Israel’s former Prime Minister, Ehud Olmert, starts a 19 month jail sentence today. The Washington Post reports:
Olmert is the first Israeli prime minister to spend time behind bars, a fact that commentators here acknowledged with a mix of both pride and shame.
Pride that the Israeli justice system in this case was both robust and impartial, that even the rich and powerful can be held to account. And shame that an internationally known Israeli leader could be exposed as a dirty politician who not only solicited bribes, but conspired to obstruct justice.
Olmert was found guilty in March 2014 of taking money from real estate developers to build a massive luxury apartment complex in Jerusalem, called Holyland, when he was mayor of the city.[..]
In a separate case, Olmert was also convicted of accepting campaign contributions from American Jewish businessman Morris Talansky in exchange for political favors when he was mayor.
This news is a useful reminder that Israel, with all of its problems and flaws, remains a country with a vigorous democracy, an independent judiciary, and a place where even the most powerful politicians are accountable to the law.
With the chaos in Syria to its north, and the repression in Egypt to the south, Israel looks more than ever like an island of calm in a stormy region. As its neighbors rip themselves to shreds in sectarian war and fanatical terror campaigns, Israel continues to be a global leader in tech innovation and continues to integrate immigrants in a way that much of Europe can only envy.
Israel shares some of the problems of its neighbors. Israeli society is polarized between deeply religious and militantly secular groups. Ethnic tensions—between Jews and Palestinians, but also among Jews from such different places and cultures as Yemen, Ethiopia, and Russia—divide Israeli society. The dangerous regional climate forces the country to spend heavily on defense. The economy is dangerously exposed to a world system in turmoil.
Yet unlike its neighbors, Israel somehow works. The Jews, most of whom arrived as penniless refugees and shell shocked survivors of persecution (whether from Europe or the Middle East), somehow managed to build a modern state, a successful economy and a national identity.

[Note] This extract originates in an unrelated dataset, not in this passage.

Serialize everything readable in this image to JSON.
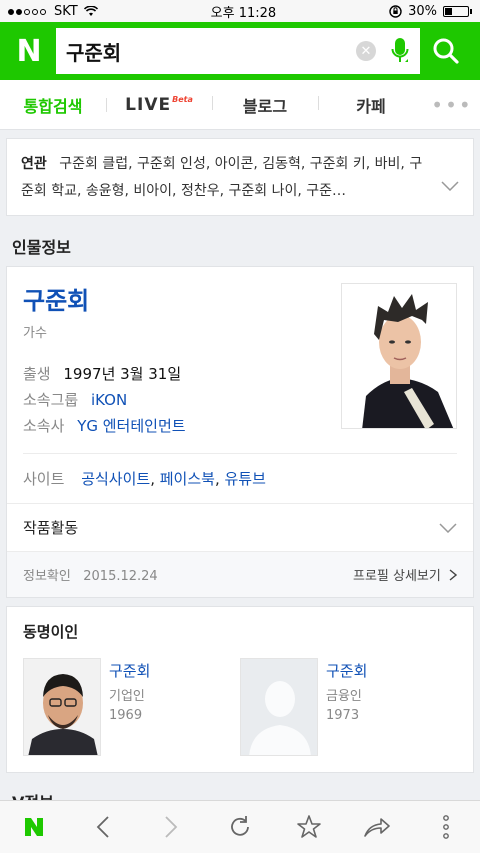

Israel is one of the most successful postcolonial societies in the world; while its shortcomings deserve continued scrutiny and criticism, its successes and accomplishments should also be studied.